In all cases, the jury is still out on whether Duplan or the crowdfunding projects, which were delivered heavy payloads by backers, will make good on their promises.

But in the case of Clinkle, depending on when you start counting it took anywhere from nine months—which was when the investors kicked in millions—to three years—which is when Duplan first started shopping his app around Silicon Valley—for anyone to realize that the app development was not progressing.

Compare that to the 15 days for red flags to be waved at HealBe by PandoDaily, (their first piece appeared on March 20) and exactly two days for the first complaint to hit a forum about TellSpec. (That campaign started October 1, 2013 and this ran on October 3.)

A lot of criticism has been lobbed lately at platforms like Indiegogo and Kickstarter for a lack of transparency in their vetting processes and an unwillingness to interface with critics who demand accountability when issues do arise—and for good reason.

Unlike investment deals in which investors are responsible for due diligence, crowdfunding is supposed to stand on pillars like transparency, engagement, accountability, and follow through. Each project creator is asked by the platforms to abide by them. But whenever a domino falls the other way, and the platforms are asked to do the same, they hem and haw or say too little , too late.

Wouldn’t the platforms be serving themselves and the crowd so much better if they acted in accordance with their own guidelines? Which, by the way, should be expanded and specific as opposed to using such general language as to conveniently leave them enormous room to interpret as needed.

Shouldn’t the platforms be much more transparent about exactly how their vetting process works?

And with the enormous sums of money these platforms raise everyday—Kickstarter recently boasted passing the $1 billion mark— shouldn’t they be throwing money at hiring real eyeballs to focus on it?

Remember, unlike the Clinkle investors, the crowdfunding backers continued willingly to give money to Healbe and Tellspec, even after news of possible malfeasance had begun circulating widely, because they understand their dollars don’t fetch equity shares and are willing to take the risk.

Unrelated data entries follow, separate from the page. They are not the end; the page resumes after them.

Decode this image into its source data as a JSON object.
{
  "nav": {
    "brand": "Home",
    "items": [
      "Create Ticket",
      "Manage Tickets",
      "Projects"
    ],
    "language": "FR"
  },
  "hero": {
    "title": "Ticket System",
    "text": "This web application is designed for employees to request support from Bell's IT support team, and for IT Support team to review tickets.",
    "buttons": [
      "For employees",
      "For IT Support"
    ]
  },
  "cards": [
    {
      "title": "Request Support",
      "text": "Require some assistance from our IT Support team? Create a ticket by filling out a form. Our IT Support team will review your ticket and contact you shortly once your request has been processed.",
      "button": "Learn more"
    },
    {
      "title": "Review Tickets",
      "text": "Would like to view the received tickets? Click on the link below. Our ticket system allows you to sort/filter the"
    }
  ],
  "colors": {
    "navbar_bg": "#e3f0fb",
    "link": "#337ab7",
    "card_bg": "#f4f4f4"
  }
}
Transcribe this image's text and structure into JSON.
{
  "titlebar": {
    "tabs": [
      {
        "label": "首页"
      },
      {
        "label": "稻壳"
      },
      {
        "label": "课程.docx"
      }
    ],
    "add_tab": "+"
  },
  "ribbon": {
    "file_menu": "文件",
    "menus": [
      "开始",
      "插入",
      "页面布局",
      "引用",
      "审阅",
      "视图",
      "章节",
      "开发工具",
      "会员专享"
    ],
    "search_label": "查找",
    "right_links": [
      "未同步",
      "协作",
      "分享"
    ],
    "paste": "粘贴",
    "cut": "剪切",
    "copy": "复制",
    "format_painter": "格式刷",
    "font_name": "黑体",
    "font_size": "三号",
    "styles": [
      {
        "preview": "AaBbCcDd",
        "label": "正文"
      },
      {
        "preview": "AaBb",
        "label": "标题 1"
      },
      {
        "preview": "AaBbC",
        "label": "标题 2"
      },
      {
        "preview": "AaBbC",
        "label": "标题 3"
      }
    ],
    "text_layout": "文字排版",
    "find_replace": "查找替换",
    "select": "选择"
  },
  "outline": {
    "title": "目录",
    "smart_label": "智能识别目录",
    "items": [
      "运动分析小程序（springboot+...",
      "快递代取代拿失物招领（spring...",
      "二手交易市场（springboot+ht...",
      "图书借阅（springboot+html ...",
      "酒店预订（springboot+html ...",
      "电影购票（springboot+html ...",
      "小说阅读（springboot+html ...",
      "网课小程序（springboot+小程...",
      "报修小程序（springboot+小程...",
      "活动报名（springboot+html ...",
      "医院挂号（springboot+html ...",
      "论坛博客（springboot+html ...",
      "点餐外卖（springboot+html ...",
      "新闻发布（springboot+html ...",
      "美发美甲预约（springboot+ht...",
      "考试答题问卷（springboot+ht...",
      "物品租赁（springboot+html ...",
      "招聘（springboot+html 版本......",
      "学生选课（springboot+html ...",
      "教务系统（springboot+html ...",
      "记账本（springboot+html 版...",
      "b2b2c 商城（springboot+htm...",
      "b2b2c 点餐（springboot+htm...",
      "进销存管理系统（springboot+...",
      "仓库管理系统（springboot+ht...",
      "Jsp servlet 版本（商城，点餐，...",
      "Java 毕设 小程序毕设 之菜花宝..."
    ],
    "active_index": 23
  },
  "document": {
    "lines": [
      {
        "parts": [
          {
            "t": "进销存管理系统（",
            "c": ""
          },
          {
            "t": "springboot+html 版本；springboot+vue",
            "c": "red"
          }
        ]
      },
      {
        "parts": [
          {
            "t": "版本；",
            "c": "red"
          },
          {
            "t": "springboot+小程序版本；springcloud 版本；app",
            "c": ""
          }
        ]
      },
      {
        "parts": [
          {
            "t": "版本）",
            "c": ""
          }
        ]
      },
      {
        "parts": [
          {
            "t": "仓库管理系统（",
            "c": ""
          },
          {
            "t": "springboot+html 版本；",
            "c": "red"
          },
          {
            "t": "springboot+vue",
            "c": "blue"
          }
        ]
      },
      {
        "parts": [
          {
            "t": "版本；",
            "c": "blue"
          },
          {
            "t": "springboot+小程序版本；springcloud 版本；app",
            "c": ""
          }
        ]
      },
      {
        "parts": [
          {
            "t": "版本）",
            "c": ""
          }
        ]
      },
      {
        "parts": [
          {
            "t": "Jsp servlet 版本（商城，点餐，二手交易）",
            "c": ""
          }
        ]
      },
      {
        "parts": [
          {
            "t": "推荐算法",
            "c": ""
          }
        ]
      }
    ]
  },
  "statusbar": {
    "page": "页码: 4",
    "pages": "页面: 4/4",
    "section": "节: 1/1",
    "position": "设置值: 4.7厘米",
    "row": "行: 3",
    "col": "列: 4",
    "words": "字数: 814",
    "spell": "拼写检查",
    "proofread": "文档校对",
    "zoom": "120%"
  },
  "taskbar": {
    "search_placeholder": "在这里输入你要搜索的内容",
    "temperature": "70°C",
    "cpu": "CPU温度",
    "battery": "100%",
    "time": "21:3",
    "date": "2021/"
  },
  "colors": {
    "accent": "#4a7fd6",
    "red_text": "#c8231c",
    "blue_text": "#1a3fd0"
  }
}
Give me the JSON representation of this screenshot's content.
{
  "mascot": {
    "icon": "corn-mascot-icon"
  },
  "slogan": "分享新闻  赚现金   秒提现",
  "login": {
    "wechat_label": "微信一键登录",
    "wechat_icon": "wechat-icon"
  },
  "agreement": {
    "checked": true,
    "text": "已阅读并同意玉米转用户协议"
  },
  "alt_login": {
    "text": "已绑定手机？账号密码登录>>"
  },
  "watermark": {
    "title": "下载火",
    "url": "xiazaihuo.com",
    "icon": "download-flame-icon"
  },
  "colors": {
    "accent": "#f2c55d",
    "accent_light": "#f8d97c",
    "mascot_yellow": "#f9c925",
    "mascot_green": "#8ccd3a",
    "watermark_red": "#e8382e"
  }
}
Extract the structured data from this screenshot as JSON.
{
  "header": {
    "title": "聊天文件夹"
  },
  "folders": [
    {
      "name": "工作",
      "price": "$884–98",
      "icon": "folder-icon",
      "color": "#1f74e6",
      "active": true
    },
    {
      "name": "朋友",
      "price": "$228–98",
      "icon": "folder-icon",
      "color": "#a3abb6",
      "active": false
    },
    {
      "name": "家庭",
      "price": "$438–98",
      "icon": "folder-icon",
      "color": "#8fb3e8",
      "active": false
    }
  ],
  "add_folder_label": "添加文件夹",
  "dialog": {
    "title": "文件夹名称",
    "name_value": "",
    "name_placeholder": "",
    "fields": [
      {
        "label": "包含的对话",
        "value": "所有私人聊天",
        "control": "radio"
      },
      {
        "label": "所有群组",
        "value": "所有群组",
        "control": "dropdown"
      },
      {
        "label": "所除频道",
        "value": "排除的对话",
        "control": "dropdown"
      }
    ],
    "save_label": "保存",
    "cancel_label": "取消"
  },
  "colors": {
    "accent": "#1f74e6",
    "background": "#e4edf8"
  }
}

Given all that, I don’t understand the reticence and pushback from founders. We really do trust in the wisdom of the crowd to find the scofflaws. All we ask is a little support from the big guys we’re keeping in the green.